### [The task]
Apart from the pictures, every entry below must be given again exactly.

Data records for software interfaces
==========
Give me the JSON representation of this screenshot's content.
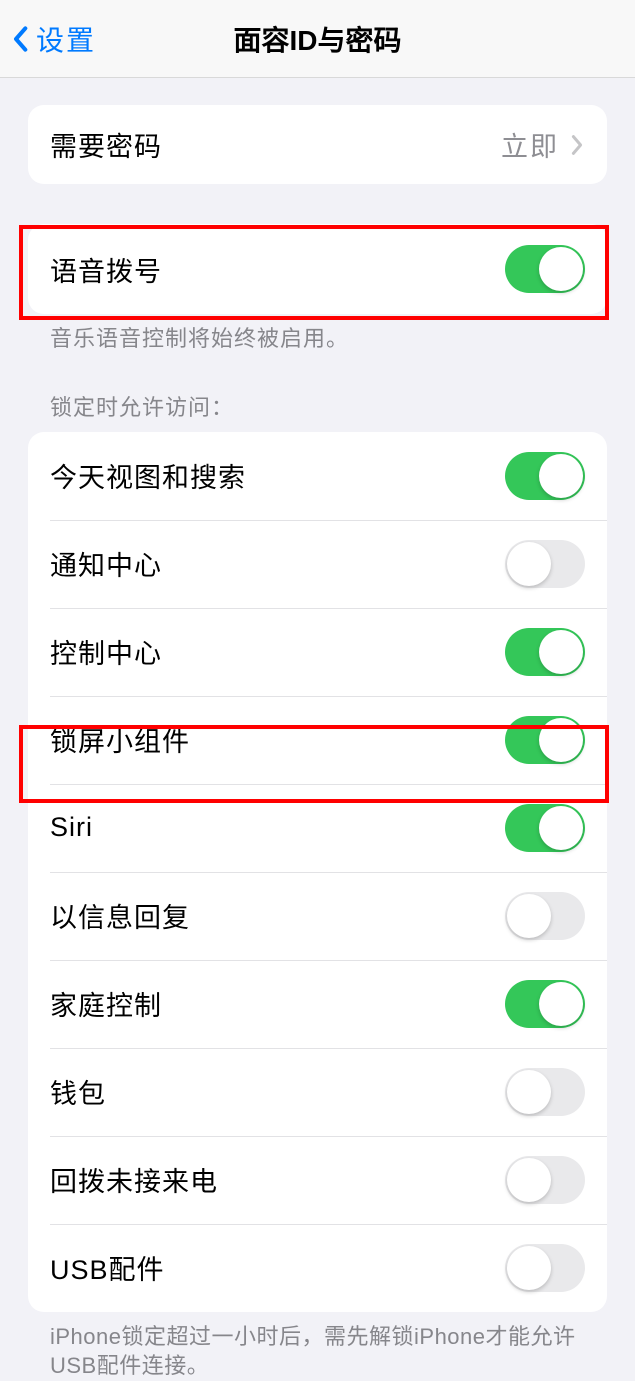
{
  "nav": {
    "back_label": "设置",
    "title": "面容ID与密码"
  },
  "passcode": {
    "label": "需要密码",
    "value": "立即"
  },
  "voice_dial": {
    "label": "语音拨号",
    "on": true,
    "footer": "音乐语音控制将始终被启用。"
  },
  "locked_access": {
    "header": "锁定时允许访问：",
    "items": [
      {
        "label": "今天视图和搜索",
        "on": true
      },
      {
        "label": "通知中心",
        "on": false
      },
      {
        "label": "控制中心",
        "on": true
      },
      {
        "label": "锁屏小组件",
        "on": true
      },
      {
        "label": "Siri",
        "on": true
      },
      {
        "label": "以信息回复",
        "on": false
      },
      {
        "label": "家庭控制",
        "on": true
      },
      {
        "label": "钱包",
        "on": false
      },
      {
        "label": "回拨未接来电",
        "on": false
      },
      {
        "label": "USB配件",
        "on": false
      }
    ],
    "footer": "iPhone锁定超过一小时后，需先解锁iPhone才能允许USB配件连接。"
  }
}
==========
### [Expected answer]
Give me the JSON representation of this screenshot's content.
{
  "nav": {
    "back_label": "设置",
    "title": "面容ID与密码"
  },
  "passcode": {
    "label": "需要密码",
    "value": "立即"
  },
  "voice_dial": {
    "label": "语音拨号",
    "on": true,
    "footer": "音乐语音控制将始终被启用。"
  },
  "locked_access": {
    "header": "锁定时允许访问：",
    "items": [
      {
        "label": "今天视图和搜索",
        "on": true
      },
      {
        "label": "通知中心",
        "on": false
      },
      {
        "label": "控制中心",
        "on": true
      },
      {
        "label": "锁屏小组件",
        "on": true
      },
      {
        "label": "Siri",
        "on": true
      },
      {
        "label": "以信息回复",
        "on": false
      },
      {
        "label": "家庭控制",
        "on": true
      },
      {
        "label": "钱包",
        "on": false
      },
      {
        "label": "回拨未接来电",
        "on": false
      },
      {
        "label": "USB配件",
        "on": false
      }
    ],
    "footer": "iPhone锁定超过一小时后，需先解锁iPhone才能允许USB配件连接。"
  }
}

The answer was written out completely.